Who engineers and produces
"'Eternal Dreamer' was done by Gary Boggess of Boggess Music and Sound. He was in Warren, Ohio, for a long time, but is now working in Tampa, Florida. Gary has quite a resume. He did a lot of sound work for a lot of big Hollywood motion pictures, including 'Batman and Robin' and 'Jurassic Park'. He's quite a genius, and he did a lot of great sound design work for me on 'Eternal Dreamer'. Using QSound was actually Gary's idea."
How did you use QSound in your music?

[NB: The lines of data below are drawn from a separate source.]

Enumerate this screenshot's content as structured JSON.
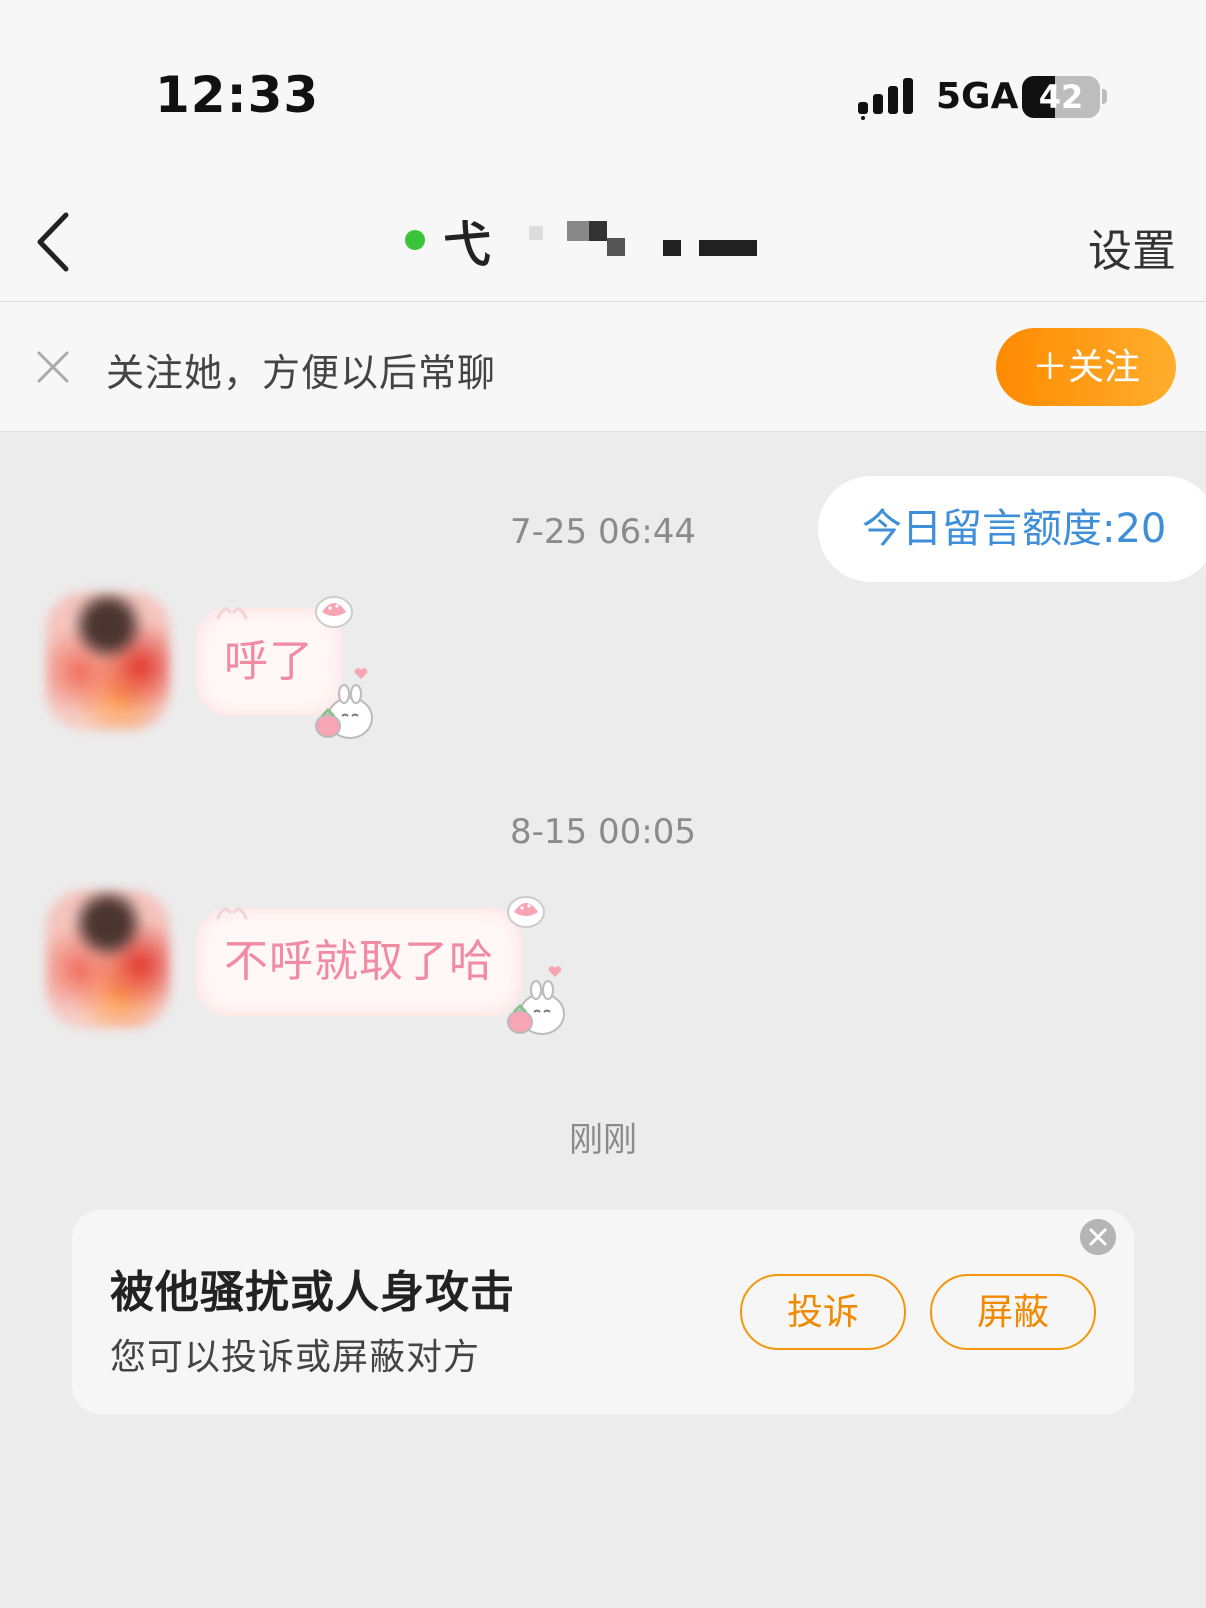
{
  "status_bar": {
    "time": "12:33",
    "network": "5GA",
    "battery": "42",
    "battery_level": 0.42
  },
  "header": {
    "back_icon": "chevron-left-icon",
    "title_visible": "弋",
    "title_obscured": true,
    "online_color": "#3bc43b",
    "settings_label": "设置"
  },
  "follow_bar": {
    "close_icon": "close-icon",
    "prompt": "关注她，方便以后常聊",
    "follow_button": "＋关注",
    "accent_color": "#ff9400"
  },
  "chat": {
    "quota": "今日留言额度:20",
    "messages": [
      {
        "timestamp": "7-25 06:44",
        "text": "呼了"
      },
      {
        "timestamp": "8-15 00:05",
        "text": "不呼就取了哈"
      }
    ],
    "recent_label": "刚刚"
  },
  "report_card": {
    "title": "被他骚扰或人身攻击",
    "subtitle": "您可以投诉或屏蔽对方",
    "complain_button": "投诉",
    "block_button": "屏蔽",
    "close_icon": "close-circle-icon",
    "accent_color": "#f5960a"
  }
}
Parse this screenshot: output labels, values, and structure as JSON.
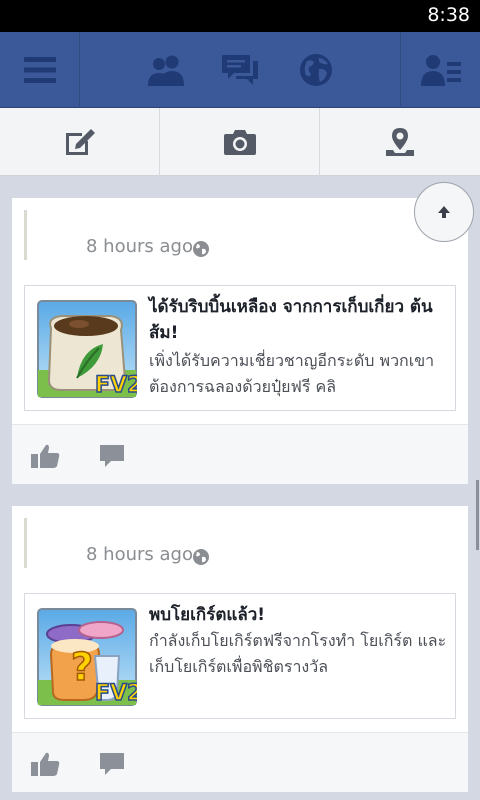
{
  "status_bar": {
    "time": "8:38"
  },
  "top_nav": {
    "icons": [
      "menu-icon",
      "friends-icon",
      "messages-icon",
      "notifications-globe-icon",
      "friend-requests-icon"
    ]
  },
  "action_bar": {
    "icons": [
      "status-icon",
      "photo-icon",
      "check-in-icon"
    ]
  },
  "feed": {
    "posts": [
      {
        "time": "8 hours ago",
        "privacy_icon": "globe-icon",
        "attachment": {
          "title": "ได้รับริบบิ้นเหลือง จากการเก็บเกี่ยว ต้นส้ม!",
          "description": "เพิ่งได้รับความเชี่ยวชาญอีกระดับ พวกเขาต้องการฉลองด้วยปุ๋ยฟรี คลิ",
          "thumb_badge": "FV2"
        }
      },
      {
        "time": "8 hours ago",
        "privacy_icon": "globe-icon",
        "attachment": {
          "title": "พบโยเกิร์ตแล้ว!",
          "description": "กำลังเก็บโยเกิร์ตฟรีจากโรงทำ โยเกิร์ต และเก็บโยเกิร์ตเพื่อพิชิตรางวัล",
          "thumb_badge": "FV2"
        }
      }
    ]
  },
  "colors": {
    "nav": "#3b5998",
    "nav_icon": "#1f3a75",
    "action_icon": "#545a66"
  }
}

"QSound was used quite subtly on 'Eternal Dreamer'. I wanted to create an environment of sound, and you'll notice when you listen to it that deeper and deeper into the CD, the sound becomes more and more reverberant from one track to the next. It's a journey. At the beginning, I wanted the harp to sound how you'd expect to hear a harp on a classical harp recording. It gives the impression at the beginning of the disc that I could be in a parlor or small auditorium... a very intimate recital setting. As the disc progresses and the pieces become more emotionally charged, I wanted to experiment with what the harp would sound like in a virtual space. For instance, when you get to the last two cuts on 'Eternal Dreamer', I don't know of any buildings or spaces that have a reverberant sound quite like that. So what we did with QSound was to put it on the reflections and the reverberations of the harp. So, when you hear the actual pluck of the note, but it's the after-ring that tends to circle around the room. In that way, we created a very subtle but cinematic effect. I didn't want to beat people over the head with it, but I wanted to give the impression that the listener could be aware, even at a subconscious level, that the sound was wrapping around them."
How do you see QSound processing fitting into your future projects?
What qualities are you looking for in your sound?
"I'm always looking for a dreamy kind of quality. I'm not trying to push myself on the market as some kind of classical virtuoso. It's not about me, it's about what the music represents and what it's going to mean to the listener, and the emotion behind it. That, as I've grown older, is becoming more important to me than just turning the spotlight on me and saying, 'look at what I can do'. When you're a harpist, you deal with the fact that it has a very physiological effect on people. I want to expand more into the therapy realm of it, and hope that